- 1 14 oz can coconut cream
- 1/4 cup water
- 2 packages (1/4 ounce each) unflavored gelatin
- 1 15 oz can Cream of Coconut (Coco Lopez)
- 1 red papaya
- 1 cup water, divided
- 1-3 tablespoons agave nectar, simple syrup, or sugar (to taste)
- sugar palm fruit (kaong), for garnish (optional)
For the Coconut Panna Cotta:
In a saucepan, combine 1 cup of coconut cream with 1/4 cup of water. Sprinkle 1 package gelatin over the coconut cream and let it sit for 5 minutes. Warm the saucepan over low heat and stir, until the gelatin dissolves completely.
Add the remaining coconut cream and cream of coconut, and cook over medium heat until steam arises, stirring periodically. Turn off the heat, cover the pan, and allow to sit for about 20 minutes.
Pour the mixture into your ramekins or serving cups and chill in the refrigerator for at least 4 hours.
For the Papaya Gelee:
Slice the papaya in half and remove the seeds. Dice about 1 cup of papaya and blend thoroughly in a blender. Pass the pulp through a sieve. Set aside.
Sprinkle 1 package gelatin over 1/2 cup cold water, let stand 1 minute.
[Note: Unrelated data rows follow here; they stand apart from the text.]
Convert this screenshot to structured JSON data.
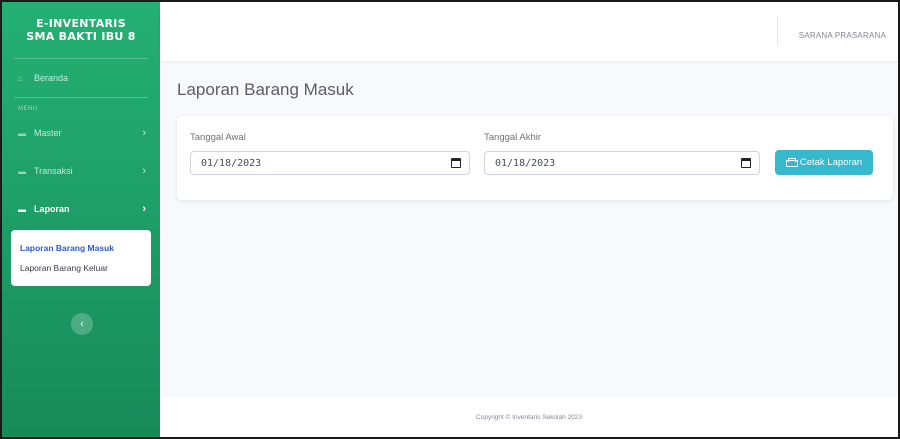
{
  "brand": {
    "line1": "E-INVENTARIS",
    "line2": "SMA BAKTI IBU 8"
  },
  "sidebar": {
    "dashboard": {
      "icon": "home-icon",
      "label": "Beranda"
    },
    "menu_heading": "MENU",
    "items": [
      {
        "icon": "folder-icon",
        "label": "Master",
        "chevron": "›"
      },
      {
        "icon": "folder-icon",
        "label": "Transaksi",
        "chevron": "›"
      },
      {
        "icon": "folder-icon",
        "label": "Laporan",
        "chevron": "›",
        "active": true
      }
    ],
    "submenu": [
      {
        "label": "Laporan Barang Masuk",
        "active": true
      },
      {
        "label": "Laporan Barang Keluar",
        "active": false
      }
    ],
    "toggle_icon": "‹"
  },
  "topbar": {
    "user_name": "SARANA PRASARANA"
  },
  "page": {
    "title": "Laporan Barang Masuk"
  },
  "form": {
    "start_label": "Tanggal Awal",
    "start_value": "01/18/2023",
    "end_label": "Tanggal Akhir",
    "end_value": "01/18/2023",
    "print_label": "Cetak Laporan",
    "print_icon": "printer-icon"
  },
  "footer": {
    "text": "Copyright © Inventaris Sekolah 2023"
  },
  "colors": {
    "sidebar_green": "#1d9c66",
    "button_info": "#36b9cc",
    "active_link": "#2e59d9"
  }
}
Take other 1/2 cup of water and bring it to a boil, add to gelatin mixture and stir thoroughly, until the gelatin dissolves, about 5 minutes. Stir in the papaya puree. Sweeten to taste, depending on the ripeness and flavor of the papaya with sugar or simple syrup.
When the coconut panna cotta layer is firm, add a layer of papaya gelee to each ramekin/serving cup. Return to refrigerator and chill for another 4 hours.
Garnish before serving with fresh papaya and sugar palm fruit (kaong)*, if desired. Serve within 24 hours.
Sugar Palm Fruit (pictured left), or kaong as it is known in the Philippines, is the sweet fruit of the sugar palm, often used in special Philippine desserts. As a child, I used to love sneaking these chewy pearls from their syrupy jars and eating them cold. You can find them in your specialty Asian markets.
Coconut Panna Cotta adapted from Mark Bittman’s Recipe of the Day: Panna Cotta, New York Times, September 11, 2008.